Philadelphia school violence report does not place blame

    A report on school violence at South Philadelphia High School recommends consistent punishment for perpetrators and improvements to the way ground rules in the classroom are conveyed to students and their parents.

    A report on school violence at South Philadelphia High School recommends consistent punishment for perpetrators and improvements to the way ground rules in the classroom are conveyed to students and their parents.

    The report stems from a series of violent incidents at the school in December.

    The Philadelphia School District hired retired federal Judge James Giles to investigate and write the report. Giles gave several recommendations, including punishment of onlookers, whom he says sometimes played a role in egging on the attacks.

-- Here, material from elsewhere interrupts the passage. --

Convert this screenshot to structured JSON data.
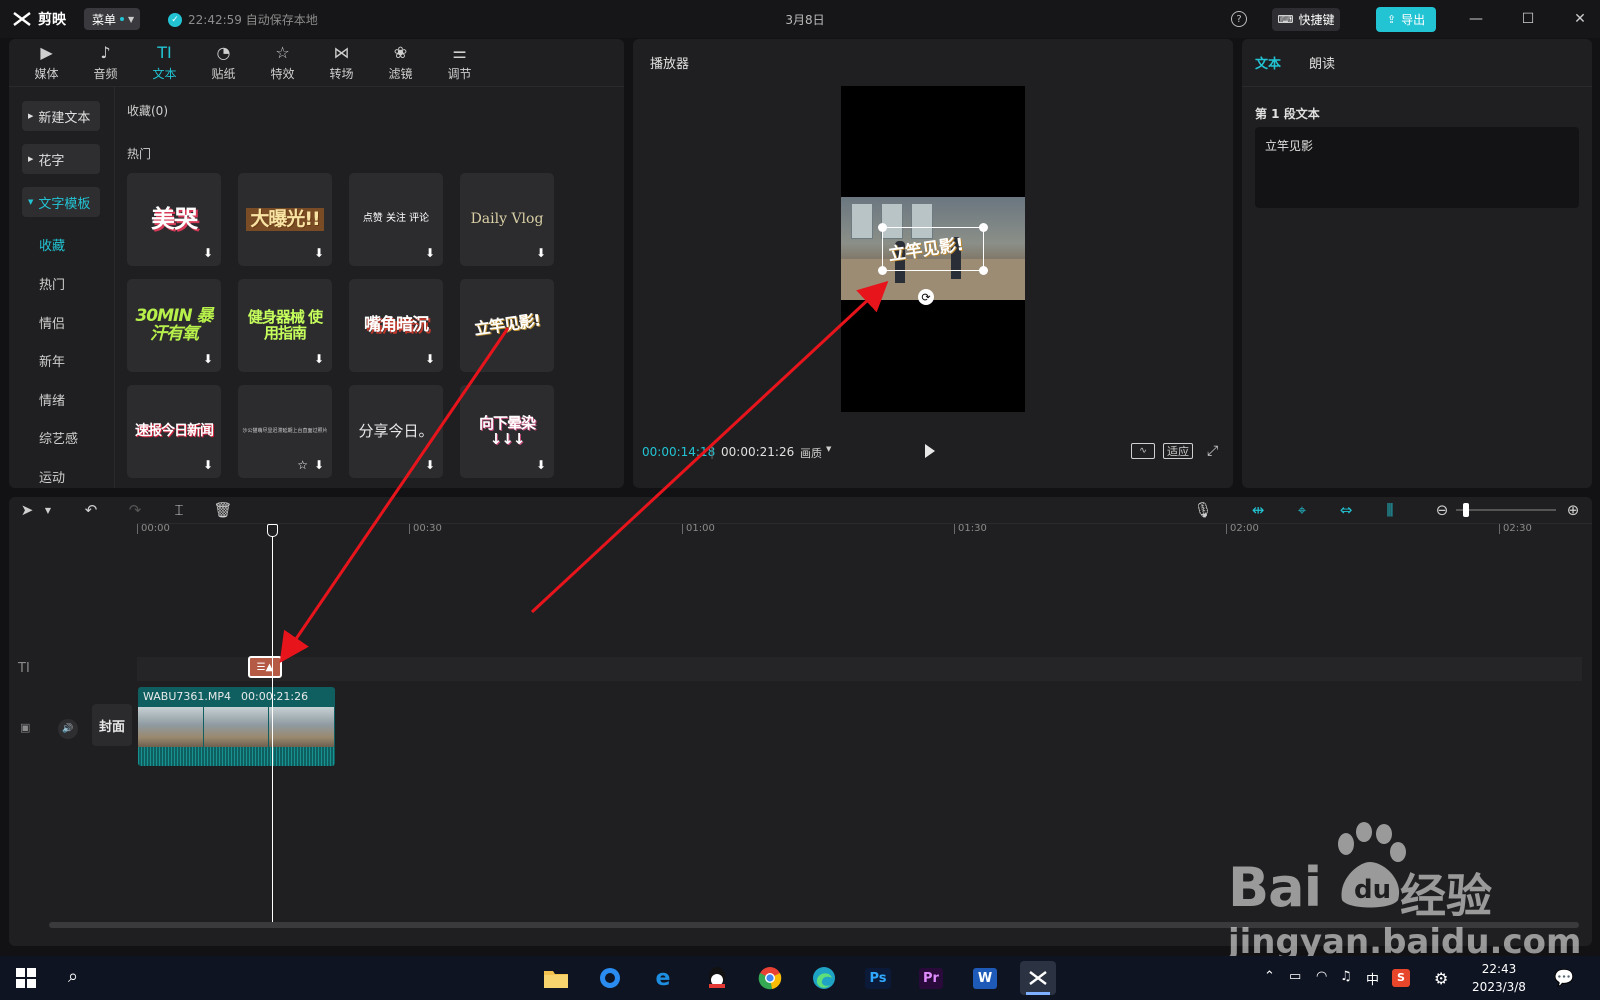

    Jack Stollsteimer was the district’s safe school advocate from 2006 to 2009. Stollsteimer says during his tenure, he had a hard enough time getting the school district to punish the actual attackers.

    Stollsteimer: And I get the judge is trying to say we gotta nip this thing in the bud because these onlookers are encouraging it. But there’s a big difference between onlookers who are encouraging behavior, sort of joining a conspiracy maybe, than onlookers who just happen to be there.

    The report says 9th graders comprised the majority of the attackers. It did not place blame on any specific school employee.

    On December 3, 2009 about 26 Asian students at South Philadelphia High School were attacked, predominantly by their African American peers. It touched off an eight-day boycott by students protesting the lack of safety at the school.

    Want a digest of WHYY’s programs, events & stories? Sign up for our weekly newsletter.

    It will take 126,000 members this year for great news and programs to thrive. Help us get to 100% of the goal.